STAKING. Most trees will need some staking to prevent the wind from rocking the tree loose. It’s necessary to take into account both the size of the tree and how exposed it will be to strong winds. Large trees are likely to need more staking than smaller ones. Tree sizes are usually measured by their girth (which is their circumference in cms at 1m above the ground) if they have a single stem or by their height and pot size. For most trees up to around 16cm girth in a normal garden situation staking is by using a single stake driven in at around 45degrees and facing into the predominant wind which is often from the south west. The stake must be driven firmly into the ground avoiding the rootball as far as possible. It will usually cross the stem of the tree about 60cm above the ground. A well cushioned adjustable tree tie is attached and it should be loosened each year as the tree grows. Generally it can be removed after 2 or 3 years. For larger trees double staking is used (and occasionally guying and ground anchoring for very larger trees or difficult situations) which consists of using two tall vertical stakes.These would be either side of the stem and outside the tree’s rootball. The stakes are joined by a cross-piece which is attached to the tree by a cushion and flexible tree tie.
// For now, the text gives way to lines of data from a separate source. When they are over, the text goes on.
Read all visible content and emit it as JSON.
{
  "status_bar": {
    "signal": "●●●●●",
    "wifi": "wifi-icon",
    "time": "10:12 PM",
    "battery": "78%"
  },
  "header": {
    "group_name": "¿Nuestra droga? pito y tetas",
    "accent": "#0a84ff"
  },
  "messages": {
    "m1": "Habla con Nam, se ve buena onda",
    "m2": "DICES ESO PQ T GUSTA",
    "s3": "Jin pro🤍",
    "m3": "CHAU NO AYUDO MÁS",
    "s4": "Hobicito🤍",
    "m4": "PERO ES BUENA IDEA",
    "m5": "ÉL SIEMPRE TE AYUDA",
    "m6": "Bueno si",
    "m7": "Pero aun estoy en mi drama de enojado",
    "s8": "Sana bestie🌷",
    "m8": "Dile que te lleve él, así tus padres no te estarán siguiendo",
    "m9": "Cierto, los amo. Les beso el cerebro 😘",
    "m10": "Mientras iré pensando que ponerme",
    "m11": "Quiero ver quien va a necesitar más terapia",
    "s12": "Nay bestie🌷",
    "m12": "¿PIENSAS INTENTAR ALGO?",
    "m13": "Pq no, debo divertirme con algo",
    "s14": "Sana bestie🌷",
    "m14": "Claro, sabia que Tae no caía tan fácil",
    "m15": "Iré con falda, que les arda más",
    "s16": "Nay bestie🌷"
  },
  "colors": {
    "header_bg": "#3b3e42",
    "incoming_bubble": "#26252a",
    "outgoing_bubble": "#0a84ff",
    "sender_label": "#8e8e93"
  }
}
For very flexible young trees it may be necessary to use a taller single stake which can be reduced in height as the tree establishes. The general principle is that trees get stronger by flexing and adapting to adverse circumstances just as the muscles of an animal do. Over-staking therefore tends to produce weaker trees in the long run.

Don’t forget that rabbit or deer guards or protection against grazing cattle may also be vital.
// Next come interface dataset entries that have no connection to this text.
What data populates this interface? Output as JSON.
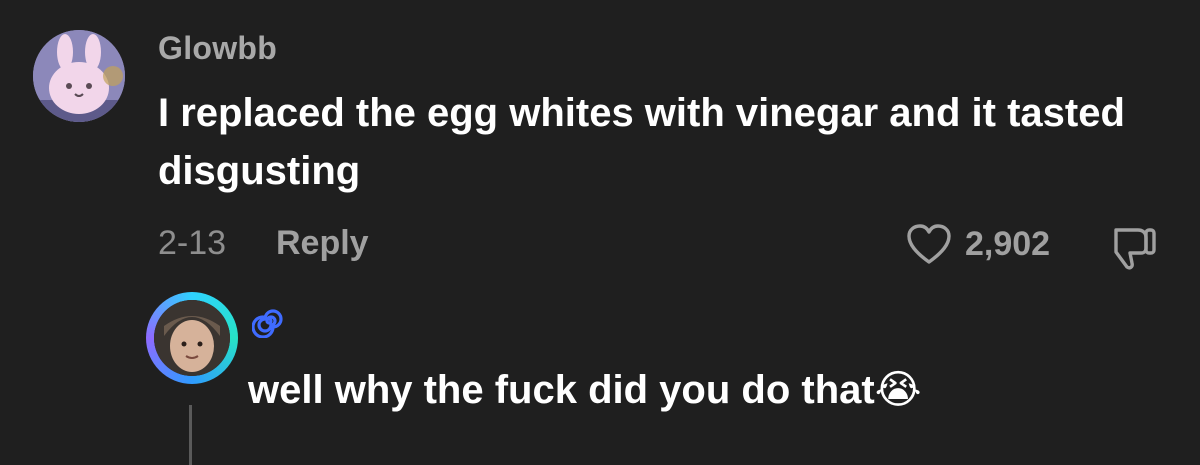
{
  "comment": {
    "username": "Glowbb",
    "text": "I replaced the egg whites with vinegar and it tasted disgusting",
    "date": "2-13",
    "reply_label": "Reply",
    "like_count": "2,902"
  },
  "reply": {
    "username_icon": "spiral-emoji",
    "text": "well why the fuck did you do that",
    "emoji": "😭"
  },
  "colors": {
    "background": "#1f1f1f",
    "username_gray": "#a8a8a8",
    "meta_gray": "#8e8e8e",
    "spiral_blue": "#3f6bff"
  }
}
AFTERCARE It is surprising the extent to which weeds and grasses can compete with tree roots for nutrients and water. For trees planted into lawns or meadows therefore it is important to leave a clear circle about 1m in diameter until the tree is well established.. Mulching with a mulch mat or with about 50mm of bark can help, depending on species and location, both to keep weeds down and to maintain moisture levels in the soil. It is of course essential not to let the rootball dry out for at least the first year (see below).
Pruning of laterals (small side branches coming from the main stems) and of dead or diseased branches can be carried out at planting and will usually help the tree to establish.

WATERING. It is always important to remember that a large percentage of the losses in the first year or two are caused by allowing the roots of the tree to dry out. Periods of drought are especially dangerous. However watering little and often can encourage the roots of the tree to stay near the surface instead of spreading to seek new sources of water. The spreading of the roots will also, of course, stabilise the tree long after the stakes have been removed. For these reasons, and because tree roots need air, it is often better to water trees through tubes sunk at the time of planting which provide water, as well as air, to the roots a foot or two below the surface. Failing this, surface watering systems such as leaky hoses can be useful especially when combined with mulches (although there are also trees, even species such as yew native to our better drained soils, which do not thrive if the soil is damp and mulched around their roots). In general it is important to prevent the tree’s roots from drying out during the first two or three years after planting and especially when the leaves are expanding in early spring. After spending on a large or mature tree it is foolish to let it die by poor aftercare. Unfortunately it is also very common.
Further useful information is available at the RHS site